France's finance minister has called for debate about the strength of the euro, as the currency neared a seven-week peak against the U.S. dollar on Tuesday.
The euro zone currency hit $1.3944 on Tuesday, a smidgen off its year-peak of $1.3965, reached in March. Since the start of the year, the euro has risen 1.37 percent against the dollar, and it is 5.67 percent higher versus the greenback since the start of 2013.
Michel Sapin, the French finance minister, said euro zone members needed to openly discuss the strength of the euro and its potentially negative impact on the regional economy. A stronger euro makes euro zone exports more expensive in the global market, thereby hindering the euro zone's efforts to grow and regain its competitiveness.

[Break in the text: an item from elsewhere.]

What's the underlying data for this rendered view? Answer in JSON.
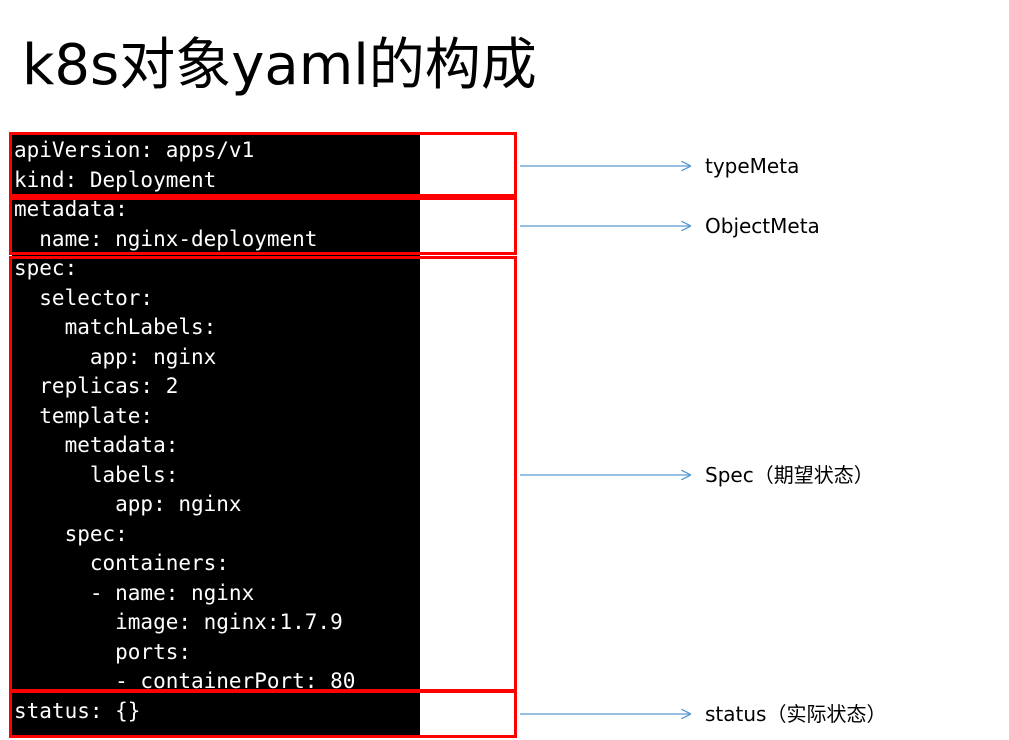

"The debate on the level of the euro is a free debate, a debate that is a joint competency between the European Central Bank (ECB) and also the (Governing) Council. We need to be able to debate about it, to discuss it," he told CNBC from the Eurogroup meeting of euro zone finance ministers in Brussels.
Sapin said he agreed with the ECB's view that the strengthening euro was fueling disinflation—a major worry for the central bank.
"The fact that, at the moment, the ECB considers an overly strong euro is weighing too much on prices and leading to too low inflation is, in my view, a correct assessment," Sapin said.
Euro zone inflation picked up in April, according to data released last week, but remained below expectations, coming in at 0.7 percent. It marked the seventh month in a row that inflation in the 18-country currency bloc came in below 1 percent.
Sapin has previously warned that a too-strong euro was bad for growth in both France and Europe overall. This view was also espoused by French Minister Manual Valls on Saturday.
The topic will be in focus when the ECB holds its monthly policy meeting on Thursday. Further interest rate cuts are seen as unlikely after months of speculation, but the central bank's President Mario Draghi has cited euro strength as a potential trigger for easing monetary policy further.
The latest uptick in the euro materialized on Tuesday after data showed that business activity in the euro zone hit a three-year high in April. Markit's final euro zone purchasing managers' composite index came in at 54.0, up from 53.1 the previous month, with strong upturns apparent in previously struggling Spain and Ireland.